It is really amazing.  People always tell you that they grow up too fast.  Boy, are they ever right.  I can’t even believe it, that at 9 weeks old, already the little baby parts of Clara are starting to fade away.  She does not look like a newborn anymore.  She is not content just sitting in her chair anymore.  She wants to be sitting in her bumbo chair (yes, can you believe it??), pulling herself up when I hold onto her hands, looking around, taking it all in, jabbering up a storm.  She is getting her first tooth.  She’s starting to outgrow some of her 0-3 month clothes.  Not the width of them – she’s still a little skinny minny – but she is super long, and has reached the end of some of those clothes.

PS, moms out there – if you know which brands of clothes are the longer ones vs the wider ones, let me know please!!

It’s like second nature getting out of the house with her now, and I laugh a little bit when I read back on that post where I was so paralyzed about getting us all together.  Thanks for all of you who told me that it would get better.  Turns out, you were right.  And it actually gets better very quickly.  That part of it at least.

It’s hard at the beginning.  There is so much change, and so much to adjust to.  It’s hard to enjoy every minute like everyone tells you to.  As I nodded my head at the people telling me to enjoy it, sometimes all I could think was, “How in the WORLD am I supposed to enjoy THIS moment… THIS moment when she is screaming her head off?  THIS moment when I haven’t slept in 6 days?  THIS moment when all I want to do is scream?”  And those are valid feelings.  But when I look back at it, even as close to it as I am still, what sticks out is not the screams, the explosions, the lack of sleep.  It’s the beautiful, tiny, perfect infant that curled up on my chest and fell asleep.  It’s the moments of completely overwhelming feelings of love and adoration that I didn’t know you could feel for a creature who is so new in your life.  It’s amazing how quickly this little thing can worm its way into your heart.  I really didn’t know it was possible.  How can I love this little person so much?

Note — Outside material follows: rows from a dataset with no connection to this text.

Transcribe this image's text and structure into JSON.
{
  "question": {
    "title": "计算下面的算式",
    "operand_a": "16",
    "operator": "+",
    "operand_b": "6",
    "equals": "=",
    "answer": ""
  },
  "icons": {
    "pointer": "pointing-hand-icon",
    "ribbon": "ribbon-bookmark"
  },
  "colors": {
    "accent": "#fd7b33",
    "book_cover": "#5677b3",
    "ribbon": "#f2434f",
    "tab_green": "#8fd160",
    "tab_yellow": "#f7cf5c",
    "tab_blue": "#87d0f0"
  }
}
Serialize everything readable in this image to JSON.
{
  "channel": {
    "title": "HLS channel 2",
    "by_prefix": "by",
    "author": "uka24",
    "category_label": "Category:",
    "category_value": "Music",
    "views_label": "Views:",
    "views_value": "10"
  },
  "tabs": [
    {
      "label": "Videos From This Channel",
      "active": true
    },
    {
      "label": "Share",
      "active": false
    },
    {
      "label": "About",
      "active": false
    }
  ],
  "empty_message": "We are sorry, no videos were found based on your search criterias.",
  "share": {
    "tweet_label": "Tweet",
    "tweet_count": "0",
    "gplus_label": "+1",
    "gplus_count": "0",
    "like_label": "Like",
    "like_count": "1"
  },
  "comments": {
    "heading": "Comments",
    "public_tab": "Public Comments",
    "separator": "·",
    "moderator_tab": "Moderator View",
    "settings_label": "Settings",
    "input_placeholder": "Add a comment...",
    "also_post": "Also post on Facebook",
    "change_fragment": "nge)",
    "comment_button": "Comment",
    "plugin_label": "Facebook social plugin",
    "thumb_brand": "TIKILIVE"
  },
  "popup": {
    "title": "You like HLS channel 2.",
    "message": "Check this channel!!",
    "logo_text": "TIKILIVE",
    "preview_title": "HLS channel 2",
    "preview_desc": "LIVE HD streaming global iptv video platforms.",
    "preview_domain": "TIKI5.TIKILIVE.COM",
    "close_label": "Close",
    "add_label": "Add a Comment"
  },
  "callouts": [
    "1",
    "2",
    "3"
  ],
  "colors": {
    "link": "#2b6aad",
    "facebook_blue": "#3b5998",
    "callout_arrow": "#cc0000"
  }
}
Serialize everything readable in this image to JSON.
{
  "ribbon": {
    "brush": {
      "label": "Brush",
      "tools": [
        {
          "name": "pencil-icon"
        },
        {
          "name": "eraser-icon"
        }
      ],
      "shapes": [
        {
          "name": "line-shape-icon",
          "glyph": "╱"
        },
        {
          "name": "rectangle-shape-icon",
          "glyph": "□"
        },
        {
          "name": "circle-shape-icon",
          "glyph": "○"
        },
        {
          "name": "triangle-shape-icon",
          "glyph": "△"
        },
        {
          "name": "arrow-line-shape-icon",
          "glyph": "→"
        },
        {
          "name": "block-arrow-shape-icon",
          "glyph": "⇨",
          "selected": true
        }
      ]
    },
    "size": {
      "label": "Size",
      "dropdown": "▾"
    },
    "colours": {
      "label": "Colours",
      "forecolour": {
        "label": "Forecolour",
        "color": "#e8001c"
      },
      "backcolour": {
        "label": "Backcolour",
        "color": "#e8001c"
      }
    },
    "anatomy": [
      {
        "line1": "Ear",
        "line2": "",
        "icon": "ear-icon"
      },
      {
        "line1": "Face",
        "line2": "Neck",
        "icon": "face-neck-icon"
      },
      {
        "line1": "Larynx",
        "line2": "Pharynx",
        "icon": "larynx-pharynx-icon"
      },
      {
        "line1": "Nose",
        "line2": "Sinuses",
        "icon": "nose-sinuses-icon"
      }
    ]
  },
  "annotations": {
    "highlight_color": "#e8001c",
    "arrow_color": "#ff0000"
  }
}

I didn’t even know her.  But somehow I did.

I’m not gonna lie.  There are still those days when all I want to do is scream.  When I haven’t slept.  When she is screaming (currently because of teething). When I just need a break.  But I’m doing my best to remember that these aren’t the things that will stick out in my memory later.  Sure there will be funny stories about them.  As there should be.  But the moments I’ll remember are the snuggles, the coos, the firsts, the laughs, the long baby stares.  Those are the moments I’m trying to soak in.